Component data from apps and pages
=== Begin Enclosure ===

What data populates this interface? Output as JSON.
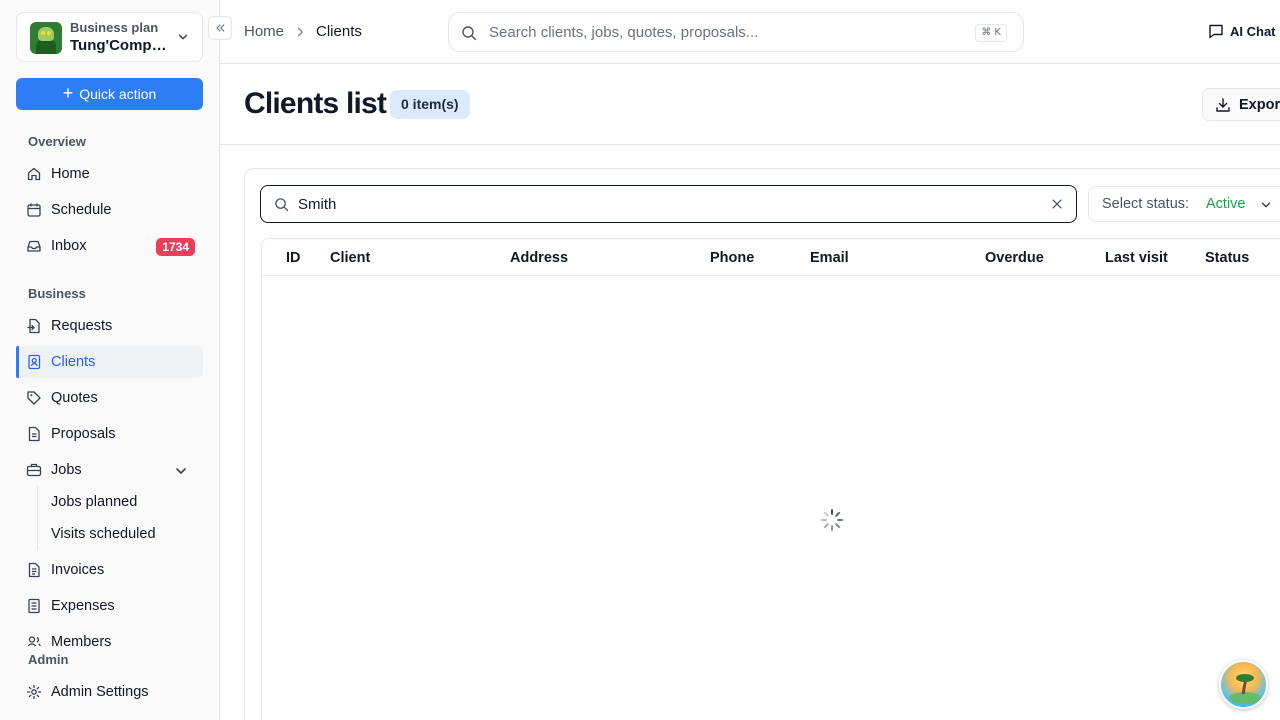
{
  "company": {
    "plan": "Business plan",
    "name": "Tung'Company"
  },
  "quick_action": "Quick action",
  "sidebar": {
    "overview_label": "Overview",
    "overview_items": [
      {
        "label": "Home",
        "icon": "home-icon"
      },
      {
        "label": "Schedule",
        "icon": "calendar-icon"
      },
      {
        "label": "Inbox",
        "icon": "inbox-icon",
        "badge": "1734"
      }
    ],
    "business_label": "Business",
    "business_items": [
      {
        "label": "Requests",
        "icon": "request-icon"
      },
      {
        "label": "Clients",
        "icon": "contact-icon",
        "active": true
      },
      {
        "label": "Quotes",
        "icon": "tag-icon"
      },
      {
        "label": "Proposals",
        "icon": "document-icon"
      },
      {
        "label": "Jobs",
        "icon": "briefcase-icon"
      },
      {
        "label": "Invoices",
        "icon": "invoice-icon"
      },
      {
        "label": "Expenses",
        "icon": "receipt-icon"
      },
      {
        "label": "Members",
        "icon": "users-icon"
      }
    ],
    "jobs_sub": [
      "Jobs planned",
      "Visits scheduled"
    ],
    "admin_label": "Admin",
    "admin_items": [
      {
        "label": "Admin Settings",
        "icon": "gear-icon"
      }
    ]
  },
  "breadcrumb": {
    "home": "Home",
    "current": "Clients"
  },
  "global_search": {
    "placeholder": "Search clients, jobs, quotes, proposals...",
    "shortcut": "⌘ K"
  },
  "ai_chat": "AI Chat",
  "page": {
    "title": "Clients list",
    "count": "0 item(s)",
    "export": "Export"
  },
  "filters": {
    "search_value": "Smith",
    "status_label": "Select status:",
    "status_value": "Active"
  },
  "table": {
    "columns": [
      "ID",
      "Client",
      "Address",
      "Phone",
      "Email",
      "Overdue",
      "Last visit",
      "Status"
    ]
  },
  "colors": {
    "accent": "#2f7df6",
    "badge": "#ef3e5c",
    "status_active": "#16a34a",
    "count_pill": "#dbeafe"
  }
}
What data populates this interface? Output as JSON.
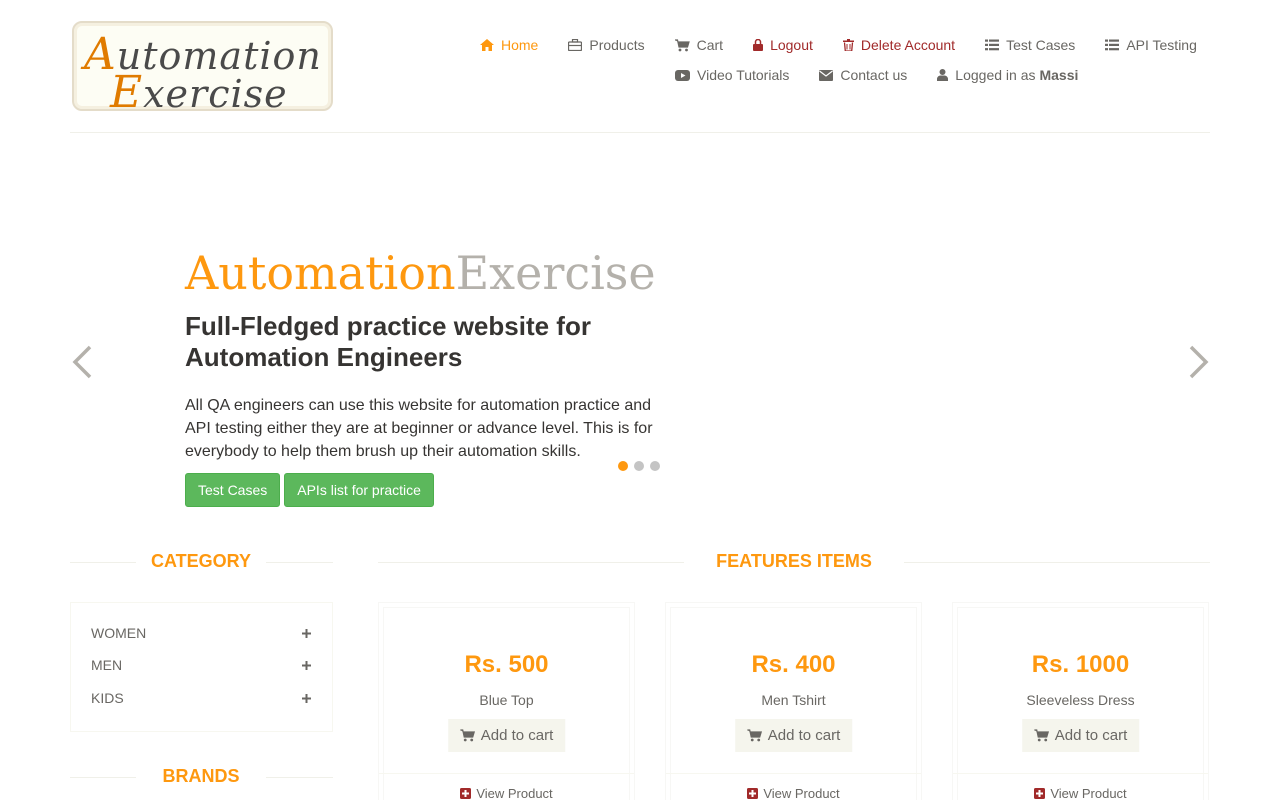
{
  "logo": {
    "line1_cap": "A",
    "line1_rest": "utomation",
    "line2_cap": "E",
    "line2_rest": "xercise"
  },
  "nav": {
    "home": "Home",
    "products": "Products",
    "cart": "Cart",
    "logout": "Logout",
    "delete_account": "Delete Account",
    "test_cases": "Test Cases",
    "api_testing": "API Testing",
    "video_tutorials": "Video Tutorials",
    "contact_us": "Contact us",
    "logged_in_prefix": "Logged in as",
    "username": "Massi"
  },
  "hero": {
    "brand_a": "Automation",
    "brand_e": "Exercise",
    "title": "Full-Fledged practice website for Automation Engineers",
    "description": "All QA engineers can use this website for automation practice and API testing either they are at beginner or advance level. This is for everybody to help them brush up their automation skills.",
    "btn_test_cases": "Test Cases",
    "btn_apis": "APIs list for practice",
    "active_slide": 1,
    "slide_count": 3
  },
  "category": {
    "title": "Category",
    "items": [
      {
        "label": "WOMEN"
      },
      {
        "label": "MEN"
      },
      {
        "label": "KIDS"
      }
    ]
  },
  "brands": {
    "title": "Brands"
  },
  "features": {
    "title": "Features Items",
    "products": [
      {
        "price": "Rs. 500",
        "name": "Blue Top",
        "add_label": "Add to cart",
        "view_label": "View Product"
      },
      {
        "price": "Rs. 400",
        "name": "Men Tshirt",
        "add_label": "Add to cart",
        "view_label": "View Product"
      },
      {
        "price": "Rs. 1000",
        "name": "Sleeveless Dress",
        "add_label": "Add to cart",
        "view_label": "View Product"
      }
    ]
  },
  "colors": {
    "accent": "#fe980f",
    "danger": "#a12a2a",
    "success": "#5cb85c",
    "text": "#696763"
  }
}
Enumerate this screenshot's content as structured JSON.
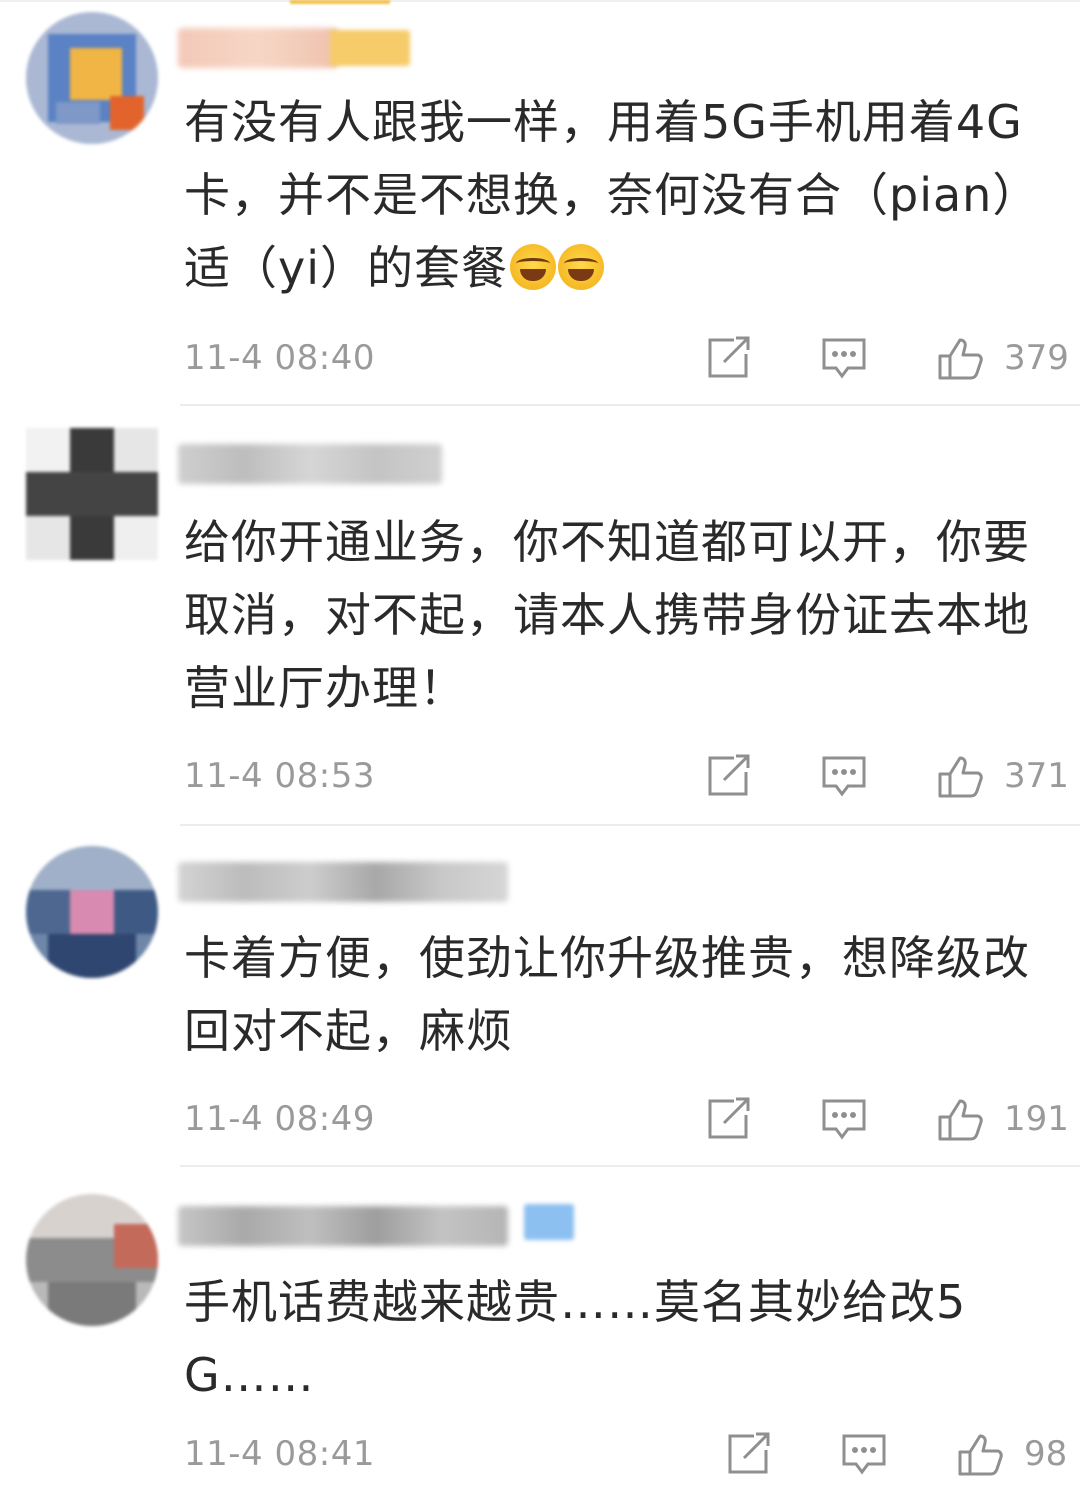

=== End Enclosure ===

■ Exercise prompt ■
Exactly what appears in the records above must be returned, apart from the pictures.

■ Written response ■
What data populates this interface? Output as JSON.
{
  "company": {
    "plan": "Business plan",
    "name": "Tung'Company"
  },
  "quick_action": "Quick action",
  "sidebar": {
    "overview_label": "Overview",
    "overview_items": [
      {
        "label": "Home",
        "icon": "home-icon"
      },
      {
        "label": "Schedule",
        "icon": "calendar-icon"
      },
      {
        "label": "Inbox",
        "icon": "inbox-icon",
        "badge": "1734"
      }
    ],
    "business_label": "Business",
    "business_items": [
      {
        "label": "Requests",
        "icon": "request-icon"
      },
      {
        "label": "Clients",
        "icon": "contact-icon",
        "active": true
      },
      {
        "label": "Quotes",
        "icon": "tag-icon"
      },
      {
        "label": "Proposals",
        "icon": "document-icon"
      },
      {
        "label": "Jobs",
        "icon": "briefcase-icon"
      },
      {
        "label": "Invoices",
        "icon": "invoice-icon"
      },
      {
        "label": "Expenses",
        "icon": "receipt-icon"
      },
      {
        "label": "Members",
        "icon": "users-icon"
      }
    ],
    "jobs_sub": [
      "Jobs planned",
      "Visits scheduled"
    ],
    "admin_label": "Admin",
    "admin_items": [
      {
        "label": "Admin Settings",
        "icon": "gear-icon"
      }
    ]
  },
  "breadcrumb": {
    "home": "Home",
    "current": "Clients"
  },
  "global_search": {
    "placeholder": "Search clients, jobs, quotes, proposals...",
    "shortcut": "⌘ K"
  },
  "ai_chat": "AI Chat",
  "page": {
    "title": "Clients list",
    "count": "0 item(s)",
    "export": "Export"
  },
  "filters": {
    "search_value": "Smith",
    "status_label": "Select status:",
    "status_value": "Active"
  },
  "table": {
    "columns": [
      "ID",
      "Client",
      "Address",
      "Phone",
      "Email",
      "Overdue",
      "Last visit",
      "Status"
    ]
  },
  "colors": {
    "accent": "#2f7df6",
    "badge": "#ef3e5c",
    "status_active": "#16a34a",
    "count_pill": "#dbeafe"
  }
}
What data populates this interface? Output as JSON.
{
  "logo": {
    "line1_cap": "A",
    "line1_rest": "utomation",
    "line2_cap": "E",
    "line2_rest": "xercise"
  },
  "nav": {
    "home": "Home",
    "products": "Products",
    "cart": "Cart",
    "logout": "Logout",
    "delete_account": "Delete Account",
    "test_cases": "Test Cases",
    "api_testing": "API Testing",
    "video_tutorials": "Video Tutorials",
    "contact_us": "Contact us",
    "logged_in_prefix": "Logged in as",
    "username": "Massi"
  },
  "hero": {
    "brand_a": "Automation",
    "brand_e": "Exercise",
    "title": "Full-Fledged practice website for Automation Engineers",
    "description": "All QA engineers can use this website for automation practice and API testing either they are at beginner or advance level. This is for everybody to help them brush up their automation skills.",
    "btn_test_cases": "Test Cases",
    "btn_apis": "APIs list for practice",
    "active_slide": 1,
    "slide_count": 3
  },
  "category": {
    "title": "Category",
    "items": [
      {
        "label": "WOMEN"
      },
      {
        "label": "MEN"
      },
      {
        "label": "KIDS"
      }
    ]
  },
  "brands": {
    "title": "Brands"
  },
  "features": {
    "title": "Features Items",
    "products": [
      {
        "price": "Rs. 500",
        "name": "Blue Top",
        "add_label": "Add to cart",
        "view_label": "View Product"
      },
      {
        "price": "Rs. 400",
        "name": "Men Tshirt",
        "add_label": "Add to cart",
        "view_label": "View Product"
      },
      {
        "price": "Rs. 1000",
        "name": "Sleeveless Dress",
        "add_label": "Add to cart",
        "view_label": "View Product"
      }
    ]
  },
  "colors": {
    "accent": "#fe980f",
    "danger": "#a12a2a",
    "success": "#5cb85c",
    "text": "#696763"
  }
}
Enumerate this screenshot's content as structured JSON.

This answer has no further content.